## BRIEF
Please reproduce every entry, keeping each one exact.

## MATERIAL PROVIDED
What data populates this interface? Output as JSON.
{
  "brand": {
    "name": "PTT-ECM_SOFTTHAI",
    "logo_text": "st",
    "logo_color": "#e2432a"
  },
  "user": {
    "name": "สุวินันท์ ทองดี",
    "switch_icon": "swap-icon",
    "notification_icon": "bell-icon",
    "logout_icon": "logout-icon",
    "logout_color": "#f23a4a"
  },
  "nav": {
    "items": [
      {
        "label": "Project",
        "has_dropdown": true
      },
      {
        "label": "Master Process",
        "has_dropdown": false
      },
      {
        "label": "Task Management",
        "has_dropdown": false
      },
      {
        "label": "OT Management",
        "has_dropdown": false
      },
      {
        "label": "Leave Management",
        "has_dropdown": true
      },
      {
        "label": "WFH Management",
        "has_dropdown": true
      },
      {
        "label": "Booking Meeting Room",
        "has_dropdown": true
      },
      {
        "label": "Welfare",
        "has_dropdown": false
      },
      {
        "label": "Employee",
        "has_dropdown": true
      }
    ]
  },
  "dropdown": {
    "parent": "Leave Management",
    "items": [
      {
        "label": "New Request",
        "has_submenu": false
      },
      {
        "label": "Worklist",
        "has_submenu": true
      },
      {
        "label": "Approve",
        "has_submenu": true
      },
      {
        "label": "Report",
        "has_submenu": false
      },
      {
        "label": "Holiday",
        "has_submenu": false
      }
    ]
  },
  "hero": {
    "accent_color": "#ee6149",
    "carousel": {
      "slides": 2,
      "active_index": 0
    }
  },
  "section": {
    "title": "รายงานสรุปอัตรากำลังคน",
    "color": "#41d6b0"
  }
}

## SOLUTION FOR THIS EXERCISE
What data populates this interface? Output as JSON.
{
  "brand": {
    "name": "PTT-ECM_SOFTTHAI",
    "logo_text": "st",
    "logo_color": "#e2432a"
  },
  "user": {
    "name": "สุวินันท์ ทองดี",
    "switch_icon": "swap-icon",
    "notification_icon": "bell-icon",
    "logout_icon": "logout-icon",
    "logout_color": "#f23a4a"
  },
  "nav": {
    "items": [
      {
        "label": "Project",
        "has_dropdown": true
      },
      {
        "label": "Master Process",
        "has_dropdown": false
      },
      {
        "label": "Task Management",
        "has_dropdown": false
      },
      {
        "label": "OT Management",
        "has_dropdown": false
      },
      {
        "label": "Leave Management",
        "has_dropdown": true
      },
      {
        "label": "WFH Management",
        "has_dropdown": true
      },
      {
        "label": "Booking Meeting Room",
        "has_dropdown": true
      },
      {
        "label": "Welfare",
        "has_dropdown": false
      },
      {
        "label": "Employee",
        "has_dropdown": true
      }
    ]
  },
  "dropdown": {
    "parent": "Leave Management",
    "items": [
      {
        "label": "New Request",
        "has_submenu": false
      },
      {
        "label": "Worklist",
        "has_submenu": true
      },
      {
        "label": "Approve",
        "has_submenu": true
      },
      {
        "label": "Report",
        "has_submenu": false
      },
      {
        "label": "Holiday",
        "has_submenu": false
      }
    ]
  },
  "hero": {
    "accent_color": "#ee6149",
    "carousel": {
      "slides": 2,
      "active_index": 0
    }
  },
  "section": {
    "title": "รายงานสรุปอัตรากำลังคน",
    "color": "#41d6b0"
  }
}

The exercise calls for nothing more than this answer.